- What you need to do -
A complete, word-for-word restatement of the entries is needed.
▼
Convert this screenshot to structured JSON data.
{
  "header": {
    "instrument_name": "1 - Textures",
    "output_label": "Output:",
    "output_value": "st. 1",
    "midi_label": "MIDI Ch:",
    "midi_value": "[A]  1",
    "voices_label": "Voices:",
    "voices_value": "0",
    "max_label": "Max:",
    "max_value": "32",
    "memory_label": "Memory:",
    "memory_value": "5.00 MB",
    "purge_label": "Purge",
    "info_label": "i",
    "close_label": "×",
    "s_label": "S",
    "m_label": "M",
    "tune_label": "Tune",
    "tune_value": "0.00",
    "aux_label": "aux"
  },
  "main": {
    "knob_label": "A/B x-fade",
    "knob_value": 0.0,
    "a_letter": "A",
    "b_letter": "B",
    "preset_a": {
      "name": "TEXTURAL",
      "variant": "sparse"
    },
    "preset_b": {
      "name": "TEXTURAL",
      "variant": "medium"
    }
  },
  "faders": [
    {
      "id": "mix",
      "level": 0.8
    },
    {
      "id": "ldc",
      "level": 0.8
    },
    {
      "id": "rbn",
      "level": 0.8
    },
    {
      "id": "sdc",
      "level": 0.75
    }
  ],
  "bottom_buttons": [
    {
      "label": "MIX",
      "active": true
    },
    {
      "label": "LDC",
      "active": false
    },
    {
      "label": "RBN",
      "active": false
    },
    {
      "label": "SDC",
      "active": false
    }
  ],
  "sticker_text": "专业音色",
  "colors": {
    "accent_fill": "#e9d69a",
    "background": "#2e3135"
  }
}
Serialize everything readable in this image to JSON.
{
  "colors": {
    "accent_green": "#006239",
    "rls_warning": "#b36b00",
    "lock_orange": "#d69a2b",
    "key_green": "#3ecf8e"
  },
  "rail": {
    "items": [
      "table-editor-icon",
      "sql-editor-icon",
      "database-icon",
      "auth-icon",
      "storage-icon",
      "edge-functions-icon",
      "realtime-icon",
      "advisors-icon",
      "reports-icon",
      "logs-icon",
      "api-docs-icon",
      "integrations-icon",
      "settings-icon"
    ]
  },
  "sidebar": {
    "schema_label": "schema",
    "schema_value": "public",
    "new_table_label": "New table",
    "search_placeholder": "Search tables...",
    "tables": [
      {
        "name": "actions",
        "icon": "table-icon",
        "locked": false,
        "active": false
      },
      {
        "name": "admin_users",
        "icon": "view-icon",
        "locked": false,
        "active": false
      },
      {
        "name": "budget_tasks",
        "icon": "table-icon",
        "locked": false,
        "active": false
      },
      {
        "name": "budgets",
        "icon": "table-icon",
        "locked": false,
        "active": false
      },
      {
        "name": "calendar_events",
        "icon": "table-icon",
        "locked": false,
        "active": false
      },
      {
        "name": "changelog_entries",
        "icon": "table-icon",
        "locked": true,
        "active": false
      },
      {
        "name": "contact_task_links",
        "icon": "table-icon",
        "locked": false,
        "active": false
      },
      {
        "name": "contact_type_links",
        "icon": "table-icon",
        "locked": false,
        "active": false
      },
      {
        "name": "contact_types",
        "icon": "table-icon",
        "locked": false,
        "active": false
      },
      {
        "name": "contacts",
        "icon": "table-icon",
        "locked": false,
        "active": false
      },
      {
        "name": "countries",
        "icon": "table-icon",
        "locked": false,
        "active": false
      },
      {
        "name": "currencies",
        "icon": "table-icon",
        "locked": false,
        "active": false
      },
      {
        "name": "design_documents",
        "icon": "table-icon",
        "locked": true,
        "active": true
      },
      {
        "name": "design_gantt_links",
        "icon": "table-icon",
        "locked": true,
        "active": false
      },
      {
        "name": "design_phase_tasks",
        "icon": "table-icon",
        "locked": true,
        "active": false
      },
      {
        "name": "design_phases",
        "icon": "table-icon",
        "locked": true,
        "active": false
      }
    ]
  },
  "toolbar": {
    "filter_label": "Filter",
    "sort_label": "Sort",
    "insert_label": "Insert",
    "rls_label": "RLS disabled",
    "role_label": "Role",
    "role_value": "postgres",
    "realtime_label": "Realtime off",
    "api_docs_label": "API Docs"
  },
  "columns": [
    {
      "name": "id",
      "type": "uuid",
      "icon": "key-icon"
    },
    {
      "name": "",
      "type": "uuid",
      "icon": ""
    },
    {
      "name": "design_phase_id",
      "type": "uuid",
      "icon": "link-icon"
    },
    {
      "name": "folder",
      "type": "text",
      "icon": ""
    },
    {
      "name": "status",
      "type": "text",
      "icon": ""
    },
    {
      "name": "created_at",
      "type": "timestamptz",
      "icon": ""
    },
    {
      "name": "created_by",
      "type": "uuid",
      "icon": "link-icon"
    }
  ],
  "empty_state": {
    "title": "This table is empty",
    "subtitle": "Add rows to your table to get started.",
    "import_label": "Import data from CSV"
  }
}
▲
- Task solution -
Convert this screenshot to structured JSON data.
{
  "header": {
    "instrument_name": "1 - Textures",
    "output_label": "Output:",
    "output_value": "st. 1",
    "midi_label": "MIDI Ch:",
    "midi_value": "[A]  1",
    "voices_label": "Voices:",
    "voices_value": "0",
    "max_label": "Max:",
    "max_value": "32",
    "memory_label": "Memory:",
    "memory_value": "5.00 MB",
    "purge_label": "Purge",
    "info_label": "i",
    "close_label": "×",
    "s_label": "S",
    "m_label": "M",
    "tune_label": "Tune",
    "tune_value": "0.00",
    "aux_label": "aux"
  },
  "main": {
    "knob_label": "A/B x-fade",
    "knob_value": 0.0,
    "a_letter": "A",
    "b_letter": "B",
    "preset_a": {
      "name": "TEXTURAL",
      "variant": "sparse"
    },
    "preset_b": {
      "name": "TEXTURAL",
      "variant": "medium"
    }
  },
  "faders": [
    {
      "id": "mix",
      "level": 0.8
    },
    {
      "id": "ldc",
      "level": 0.8
    },
    {
      "id": "rbn",
      "level": 0.8
    },
    {
      "id": "sdc",
      "level": 0.75
    }
  ],
  "bottom_buttons": [
    {
      "label": "MIX",
      "active": true
    },
    {
      "label": "LDC",
      "active": false
    },
    {
      "label": "RBN",
      "active": false
    },
    {
      "label": "SDC",
      "active": false
    }
  ],
  "sticker_text": "专业音色",
  "colors": {
    "accent_fill": "#e9d69a",
    "background": "#2e3135"
  }
}
Serialize everything readable in this image to JSON.
{
  "colors": {
    "accent_green": "#006239",
    "rls_warning": "#b36b00",
    "lock_orange": "#d69a2b",
    "key_green": "#3ecf8e"
  },
  "rail": {
    "items": [
      "table-editor-icon",
      "sql-editor-icon",
      "database-icon",
      "auth-icon",
      "storage-icon",
      "edge-functions-icon",
      "realtime-icon",
      "advisors-icon",
      "reports-icon",
      "logs-icon",
      "api-docs-icon",
      "integrations-icon",
      "settings-icon"
    ]
  },
  "sidebar": {
    "schema_label": "schema",
    "schema_value": "public",
    "new_table_label": "New table",
    "search_placeholder": "Search tables...",
    "tables": [
      {
        "name": "actions",
        "icon": "table-icon",
        "locked": false,
        "active": false
      },
      {
        "name": "admin_users",
        "icon": "view-icon",
        "locked": false,
        "active": false
      },
      {
        "name": "budget_tasks",
        "icon": "table-icon",
        "locked": false,
        "active": false
      },
      {
        "name": "budgets",
        "icon": "table-icon",
        "locked": false,
        "active": false
      },
      {
        "name": "calendar_events",
        "icon": "table-icon",
        "locked": false,
        "active": false
      },
      {
        "name": "changelog_entries",
        "icon": "table-icon",
        "locked": true,
        "active": false
      },
      {
        "name": "contact_task_links",
        "icon": "table-icon",
        "locked": false,
        "active": false
      },
      {
        "name": "contact_type_links",
        "icon": "table-icon",
        "locked": false,
        "active": false
      },
      {
        "name": "contact_types",
        "icon": "table-icon",
        "locked": false,
        "active": false
      },
      {
        "name": "contacts",
        "icon": "table-icon",
        "locked": false,
        "active": false
      },
      {
        "name": "countries",
        "icon": "table-icon",
        "locked": false,
        "active": false
      },
      {
        "name": "currencies",
        "icon": "table-icon",
        "locked": false,
        "active": false
      },
      {
        "name": "design_documents",
        "icon": "table-icon",
        "locked": true,
        "active": true
      },
      {
        "name": "design_gantt_links",
        "icon": "table-icon",
        "locked": true,
        "active": false
      },
      {
        "name": "design_phase_tasks",
        "icon": "table-icon",
        "locked": true,
        "active": false
      },
      {
        "name": "design_phases",
        "icon": "table-icon",
        "locked": true,
        "active": false
      }
    ]
  },
  "toolbar": {
    "filter_label": "Filter",
    "sort_label": "Sort",
    "insert_label": "Insert",
    "rls_label": "RLS disabled",
    "role_label": "Role",
    "role_value": "postgres",
    "realtime_label": "Realtime off",
    "api_docs_label": "API Docs"
  },
  "columns": [
    {
      "name": "id",
      "type": "uuid",
      "icon": "key-icon"
    },
    {
      "name": "",
      "type": "uuid",
      "icon": ""
    },
    {
      "name": "design_phase_id",
      "type": "uuid",
      "icon": "link-icon"
    },
    {
      "name": "folder",
      "type": "text",
      "icon": ""
    },
    {
      "name": "status",
      "type": "text",
      "icon": ""
    },
    {
      "name": "created_at",
      "type": "timestamptz",
      "icon": ""
    },
    {
      "name": "created_by",
      "type": "uuid",
      "icon": "link-icon"
    }
  ],
  "empty_state": {
    "title": "This table is empty",
    "subtitle": "Add rows to your table to get started.",
    "import_label": "Import data from CSV"
  }
}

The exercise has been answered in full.